    7. October 20. Adaptive Simpson quadrature as in the final pages of the printed handout of October 13. Conditioning of various problems such as finding roots of polynomials and its impact on the choice of algorithms for the algebraic eigenvalue problem. Conditioning of matrix vector multiplication and the solution of linear system of algebraic equations. Accuracy, stability, and backward stability as in Lecture 14 of the text.
    8. October 27. Lectures 16, 17, and part of 18: Stability of Householder triangularization, backward stability of back substitution, and the beginning of the story on the conditioning of least squares problems.
    9. November 3. Additional remarks on the conditioning and accuracy of least squares problems. Gaussian elimination, the need to pivot, partial and complete pivoting. Possible rapid growth of elements under partial pivoting. Loss of sparsity and elimination graphs.
    10. November 10. Backward error analysis for Gaussian elimination; bounds depends on the growth of the elements of the triangular factors. Diagonally dominant matrices; no pivoting necessary. Cholesky's algorithm and properties of Hermitian, positive definite matrices. Stability of Cholesky's algorithm. Using Courant-Fischer's theorem to show that the Schur complement of a symmetric, positive definite matrix is better conditioned than the matrix from which it originated. Algebraic eigenvalue problems; iterative algorithms are necessary.
    11. November 17. Review of the algebraic eigenvalue problem with special emphasis on the Schur normal form. Perturbation theory for the algebraic eigenvalue problem; eigenvalues are continuous functions but not necessarily differential but in the symmetric case the problem is very well behaved. Unitary similarity transformations to upper Hessenberg form. Rayleigh quotients, inverse iterations, and Rayleigh quotient iterations.
    12. November 24. The unshifted QR algorithm and its connections to simultaneous and inverse iterations. Conditions on the eigenvalues to guarantee convergence of these algorithms. Using simultaneous iterations for large eigenvalue problems. The QR algorithm with shifts. Jacobi's method. The bisection algorithm and how to compute the number of eigenvalues of a tridiagonal symmetric matrix in a given interval of the real axis.
    13. December 1. Divide and conquer algorithms for symmetric tridiagonal matrices and the secular equation. Computing the SVD. Krylov spaces, Lanczos vectors and a derivation of the conjugate gradient method for positive definite symmetric linear systems of equations.
    14. December 8. No class. Instructor in Korea at a conference.
    15. December 15. (Make up final class.) Orthogonal polynomials. Roots of orthogonal polynomials. Best approximation in the maximum norm; characteristics of the error. Chebyshev polynomials as the solution of a particular best approximation problem. An error bound for the conjugate gradient method expressed in terms of the condition number of the matrix.
  • Required Text

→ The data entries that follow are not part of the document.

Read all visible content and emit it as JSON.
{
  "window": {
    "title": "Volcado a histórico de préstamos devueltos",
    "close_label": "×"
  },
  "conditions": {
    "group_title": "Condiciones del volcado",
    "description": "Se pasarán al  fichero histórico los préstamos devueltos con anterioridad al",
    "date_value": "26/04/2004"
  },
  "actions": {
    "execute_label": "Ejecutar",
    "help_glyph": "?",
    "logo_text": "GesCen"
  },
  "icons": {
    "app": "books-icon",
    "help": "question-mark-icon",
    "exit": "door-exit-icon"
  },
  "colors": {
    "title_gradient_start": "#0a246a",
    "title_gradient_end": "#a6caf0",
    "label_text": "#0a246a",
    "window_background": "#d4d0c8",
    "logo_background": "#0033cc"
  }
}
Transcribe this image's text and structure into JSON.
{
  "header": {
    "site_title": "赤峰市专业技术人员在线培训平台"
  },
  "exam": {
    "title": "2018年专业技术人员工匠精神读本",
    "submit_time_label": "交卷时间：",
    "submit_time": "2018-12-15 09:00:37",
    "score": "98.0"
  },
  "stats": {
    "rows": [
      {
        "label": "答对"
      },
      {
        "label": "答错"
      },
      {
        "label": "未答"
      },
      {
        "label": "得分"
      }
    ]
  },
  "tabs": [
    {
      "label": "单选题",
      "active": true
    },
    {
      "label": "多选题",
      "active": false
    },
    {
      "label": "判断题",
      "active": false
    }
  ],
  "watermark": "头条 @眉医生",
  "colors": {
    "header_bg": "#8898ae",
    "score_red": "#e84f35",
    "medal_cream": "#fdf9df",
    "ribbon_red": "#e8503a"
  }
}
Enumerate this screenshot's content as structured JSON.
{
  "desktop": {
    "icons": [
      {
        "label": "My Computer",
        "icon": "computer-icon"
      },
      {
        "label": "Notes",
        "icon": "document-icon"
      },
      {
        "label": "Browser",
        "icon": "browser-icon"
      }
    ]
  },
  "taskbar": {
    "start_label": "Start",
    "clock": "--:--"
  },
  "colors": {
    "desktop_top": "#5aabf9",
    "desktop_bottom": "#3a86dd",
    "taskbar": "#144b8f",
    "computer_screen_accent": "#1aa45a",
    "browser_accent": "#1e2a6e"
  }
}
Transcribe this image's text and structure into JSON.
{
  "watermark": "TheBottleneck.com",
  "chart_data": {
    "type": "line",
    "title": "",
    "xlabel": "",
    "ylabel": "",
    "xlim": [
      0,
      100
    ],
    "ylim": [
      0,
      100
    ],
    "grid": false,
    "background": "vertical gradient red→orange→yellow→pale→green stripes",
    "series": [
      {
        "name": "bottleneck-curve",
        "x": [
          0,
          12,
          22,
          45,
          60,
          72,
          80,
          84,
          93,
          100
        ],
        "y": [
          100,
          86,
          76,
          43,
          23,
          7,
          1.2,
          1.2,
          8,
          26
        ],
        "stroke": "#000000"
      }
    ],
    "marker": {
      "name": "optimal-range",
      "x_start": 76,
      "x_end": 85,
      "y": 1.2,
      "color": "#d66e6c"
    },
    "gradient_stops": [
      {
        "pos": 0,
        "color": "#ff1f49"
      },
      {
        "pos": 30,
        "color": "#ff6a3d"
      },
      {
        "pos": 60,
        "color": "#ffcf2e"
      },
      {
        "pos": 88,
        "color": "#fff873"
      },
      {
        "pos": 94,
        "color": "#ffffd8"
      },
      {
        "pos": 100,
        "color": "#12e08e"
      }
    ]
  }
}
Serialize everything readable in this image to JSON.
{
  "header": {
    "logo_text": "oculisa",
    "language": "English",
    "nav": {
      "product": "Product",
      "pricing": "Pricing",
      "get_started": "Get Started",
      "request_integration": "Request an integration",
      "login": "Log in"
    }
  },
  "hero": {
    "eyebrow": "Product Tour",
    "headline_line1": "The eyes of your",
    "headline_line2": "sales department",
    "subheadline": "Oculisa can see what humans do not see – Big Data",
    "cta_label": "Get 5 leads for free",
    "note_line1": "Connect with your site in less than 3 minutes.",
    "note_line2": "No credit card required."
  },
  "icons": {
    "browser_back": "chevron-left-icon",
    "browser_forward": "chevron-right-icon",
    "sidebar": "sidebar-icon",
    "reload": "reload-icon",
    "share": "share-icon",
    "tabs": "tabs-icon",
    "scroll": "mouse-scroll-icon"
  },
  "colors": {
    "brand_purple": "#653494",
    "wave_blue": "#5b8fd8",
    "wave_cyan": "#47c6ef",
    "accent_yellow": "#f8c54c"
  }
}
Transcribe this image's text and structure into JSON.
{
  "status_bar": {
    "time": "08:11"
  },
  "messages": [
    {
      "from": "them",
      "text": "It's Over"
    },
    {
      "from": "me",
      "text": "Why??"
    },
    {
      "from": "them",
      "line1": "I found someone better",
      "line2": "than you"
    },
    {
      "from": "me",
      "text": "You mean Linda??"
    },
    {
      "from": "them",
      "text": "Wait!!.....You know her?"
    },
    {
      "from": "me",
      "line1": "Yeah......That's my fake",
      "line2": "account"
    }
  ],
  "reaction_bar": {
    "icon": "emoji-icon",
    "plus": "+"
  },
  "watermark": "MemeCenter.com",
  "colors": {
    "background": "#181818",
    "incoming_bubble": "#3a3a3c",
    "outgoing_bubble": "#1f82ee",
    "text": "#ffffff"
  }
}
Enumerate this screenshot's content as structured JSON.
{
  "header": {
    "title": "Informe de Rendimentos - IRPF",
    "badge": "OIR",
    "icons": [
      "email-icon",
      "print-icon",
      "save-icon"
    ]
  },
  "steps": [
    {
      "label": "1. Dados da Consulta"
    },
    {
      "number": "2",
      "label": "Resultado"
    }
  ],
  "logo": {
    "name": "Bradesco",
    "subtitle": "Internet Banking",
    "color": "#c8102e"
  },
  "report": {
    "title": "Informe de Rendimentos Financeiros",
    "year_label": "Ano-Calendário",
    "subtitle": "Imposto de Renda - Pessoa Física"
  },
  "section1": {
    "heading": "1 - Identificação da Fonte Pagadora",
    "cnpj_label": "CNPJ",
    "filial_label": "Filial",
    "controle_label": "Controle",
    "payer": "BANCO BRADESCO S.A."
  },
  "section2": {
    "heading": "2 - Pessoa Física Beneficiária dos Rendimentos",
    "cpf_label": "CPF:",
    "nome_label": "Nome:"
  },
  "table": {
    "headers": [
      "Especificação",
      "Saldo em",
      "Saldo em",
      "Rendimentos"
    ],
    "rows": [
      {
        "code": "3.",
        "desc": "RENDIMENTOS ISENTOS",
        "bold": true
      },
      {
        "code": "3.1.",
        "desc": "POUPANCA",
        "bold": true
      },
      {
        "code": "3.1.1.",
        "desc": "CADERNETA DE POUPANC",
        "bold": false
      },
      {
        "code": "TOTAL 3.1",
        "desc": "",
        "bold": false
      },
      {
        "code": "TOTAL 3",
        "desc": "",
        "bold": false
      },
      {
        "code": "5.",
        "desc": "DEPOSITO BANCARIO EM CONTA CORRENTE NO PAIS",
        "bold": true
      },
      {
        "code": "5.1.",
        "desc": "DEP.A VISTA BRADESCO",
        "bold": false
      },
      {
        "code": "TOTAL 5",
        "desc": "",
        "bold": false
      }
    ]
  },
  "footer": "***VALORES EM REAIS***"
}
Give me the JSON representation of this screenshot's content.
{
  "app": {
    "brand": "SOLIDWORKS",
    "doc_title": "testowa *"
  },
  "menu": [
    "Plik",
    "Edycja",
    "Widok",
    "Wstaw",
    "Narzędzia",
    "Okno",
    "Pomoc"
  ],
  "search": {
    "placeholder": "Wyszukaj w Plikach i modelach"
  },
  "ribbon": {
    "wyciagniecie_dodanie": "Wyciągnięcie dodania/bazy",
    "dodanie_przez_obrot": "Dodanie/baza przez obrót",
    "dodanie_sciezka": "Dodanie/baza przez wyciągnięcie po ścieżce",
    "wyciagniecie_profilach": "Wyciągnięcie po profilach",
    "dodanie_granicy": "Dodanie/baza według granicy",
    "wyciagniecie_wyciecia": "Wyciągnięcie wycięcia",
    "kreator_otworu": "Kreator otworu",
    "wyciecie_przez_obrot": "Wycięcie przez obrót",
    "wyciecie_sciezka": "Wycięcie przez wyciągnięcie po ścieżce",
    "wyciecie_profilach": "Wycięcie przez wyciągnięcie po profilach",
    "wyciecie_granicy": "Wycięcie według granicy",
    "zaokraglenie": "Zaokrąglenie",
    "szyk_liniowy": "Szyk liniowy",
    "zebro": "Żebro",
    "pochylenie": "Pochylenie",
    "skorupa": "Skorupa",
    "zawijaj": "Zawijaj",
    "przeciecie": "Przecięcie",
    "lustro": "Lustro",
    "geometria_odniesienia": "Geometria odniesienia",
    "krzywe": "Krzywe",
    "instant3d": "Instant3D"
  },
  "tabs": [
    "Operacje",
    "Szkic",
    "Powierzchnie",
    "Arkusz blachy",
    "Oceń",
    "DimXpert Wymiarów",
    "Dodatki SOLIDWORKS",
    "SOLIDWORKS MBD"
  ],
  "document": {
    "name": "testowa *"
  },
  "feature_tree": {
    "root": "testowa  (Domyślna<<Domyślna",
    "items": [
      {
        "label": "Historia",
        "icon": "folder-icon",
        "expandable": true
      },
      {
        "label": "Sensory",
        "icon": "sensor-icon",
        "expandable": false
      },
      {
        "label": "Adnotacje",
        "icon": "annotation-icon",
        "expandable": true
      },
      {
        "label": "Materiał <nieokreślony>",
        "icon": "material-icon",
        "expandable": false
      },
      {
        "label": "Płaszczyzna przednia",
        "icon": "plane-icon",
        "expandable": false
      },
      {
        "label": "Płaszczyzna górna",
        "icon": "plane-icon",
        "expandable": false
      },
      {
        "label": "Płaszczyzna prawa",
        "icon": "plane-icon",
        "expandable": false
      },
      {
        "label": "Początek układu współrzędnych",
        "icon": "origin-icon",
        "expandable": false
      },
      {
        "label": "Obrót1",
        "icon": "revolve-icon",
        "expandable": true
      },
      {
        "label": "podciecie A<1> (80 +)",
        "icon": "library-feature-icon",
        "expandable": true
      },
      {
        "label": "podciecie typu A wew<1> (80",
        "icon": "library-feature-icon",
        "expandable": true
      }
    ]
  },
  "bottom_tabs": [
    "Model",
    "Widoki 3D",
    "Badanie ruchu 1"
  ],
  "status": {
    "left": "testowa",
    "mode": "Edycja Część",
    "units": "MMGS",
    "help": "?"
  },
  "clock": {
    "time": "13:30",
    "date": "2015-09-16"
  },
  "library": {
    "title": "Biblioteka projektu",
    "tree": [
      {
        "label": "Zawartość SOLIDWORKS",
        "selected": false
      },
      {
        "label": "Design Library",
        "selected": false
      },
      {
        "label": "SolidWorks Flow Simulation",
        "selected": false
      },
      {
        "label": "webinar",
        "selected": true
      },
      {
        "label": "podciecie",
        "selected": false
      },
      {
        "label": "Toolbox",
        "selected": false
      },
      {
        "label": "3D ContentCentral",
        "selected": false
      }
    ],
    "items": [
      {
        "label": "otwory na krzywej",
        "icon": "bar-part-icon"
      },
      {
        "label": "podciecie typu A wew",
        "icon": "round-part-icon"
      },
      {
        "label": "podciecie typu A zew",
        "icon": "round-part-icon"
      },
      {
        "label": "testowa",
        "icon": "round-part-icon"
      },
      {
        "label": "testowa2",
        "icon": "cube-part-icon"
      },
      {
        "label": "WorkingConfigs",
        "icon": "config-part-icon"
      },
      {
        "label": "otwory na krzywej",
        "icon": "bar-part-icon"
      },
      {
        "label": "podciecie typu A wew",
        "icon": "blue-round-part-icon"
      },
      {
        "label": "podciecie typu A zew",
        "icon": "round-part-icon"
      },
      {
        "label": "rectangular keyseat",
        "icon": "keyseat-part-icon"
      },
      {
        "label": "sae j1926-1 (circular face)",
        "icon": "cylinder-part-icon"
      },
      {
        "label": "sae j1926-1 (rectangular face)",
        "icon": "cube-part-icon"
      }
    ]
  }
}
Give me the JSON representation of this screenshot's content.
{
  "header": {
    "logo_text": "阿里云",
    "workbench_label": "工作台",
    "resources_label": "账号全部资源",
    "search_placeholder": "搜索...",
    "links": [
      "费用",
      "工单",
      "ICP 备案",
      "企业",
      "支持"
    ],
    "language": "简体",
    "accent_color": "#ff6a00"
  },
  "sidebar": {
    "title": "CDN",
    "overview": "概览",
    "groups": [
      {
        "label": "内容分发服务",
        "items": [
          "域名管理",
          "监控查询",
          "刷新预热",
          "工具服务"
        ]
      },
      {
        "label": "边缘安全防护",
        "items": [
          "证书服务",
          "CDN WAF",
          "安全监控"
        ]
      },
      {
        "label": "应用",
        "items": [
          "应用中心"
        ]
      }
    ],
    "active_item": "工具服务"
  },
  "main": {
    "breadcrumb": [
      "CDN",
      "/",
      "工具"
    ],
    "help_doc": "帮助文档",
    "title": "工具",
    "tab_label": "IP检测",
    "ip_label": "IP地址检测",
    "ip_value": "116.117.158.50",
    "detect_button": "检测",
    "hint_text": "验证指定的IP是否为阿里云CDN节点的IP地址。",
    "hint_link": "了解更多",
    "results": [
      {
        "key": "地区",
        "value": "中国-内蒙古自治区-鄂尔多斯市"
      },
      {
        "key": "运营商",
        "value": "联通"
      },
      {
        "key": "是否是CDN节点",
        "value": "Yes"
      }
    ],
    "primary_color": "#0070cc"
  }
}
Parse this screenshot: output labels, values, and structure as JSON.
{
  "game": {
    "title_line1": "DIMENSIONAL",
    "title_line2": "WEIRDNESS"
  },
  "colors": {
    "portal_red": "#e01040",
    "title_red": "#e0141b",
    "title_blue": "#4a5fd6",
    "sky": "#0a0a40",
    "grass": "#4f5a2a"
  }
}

    Numerical Linear Algebra by Lloyd N. Trefethen and David Bau, III. SIAM

  • Recommended Texts

    Numerical Computing with IEEE Floating Point Arithmetic by Michael L. Overton, SIAM.

    You can buy Overton's book at a special student price of $20.

    Applied Numerical Linear Algebra by James W. Demmel. SIAM
    Demmel's book also contains a lot of material relevant to Numerical Methods II.

    Try out A Free Matlab Online Tutorial or look for others by a web search.

    An outdated but still very useful Introductory Matlab Primer (3rd edition, in pdf format).

  • Sun Account
    If you don't have a Sun workstation account, but you want one, send me email.

  • Don't Hesitate to Ask for Help
    If you have questions, send me email, give me a call, or drop by my office. Don't wait until it's too late!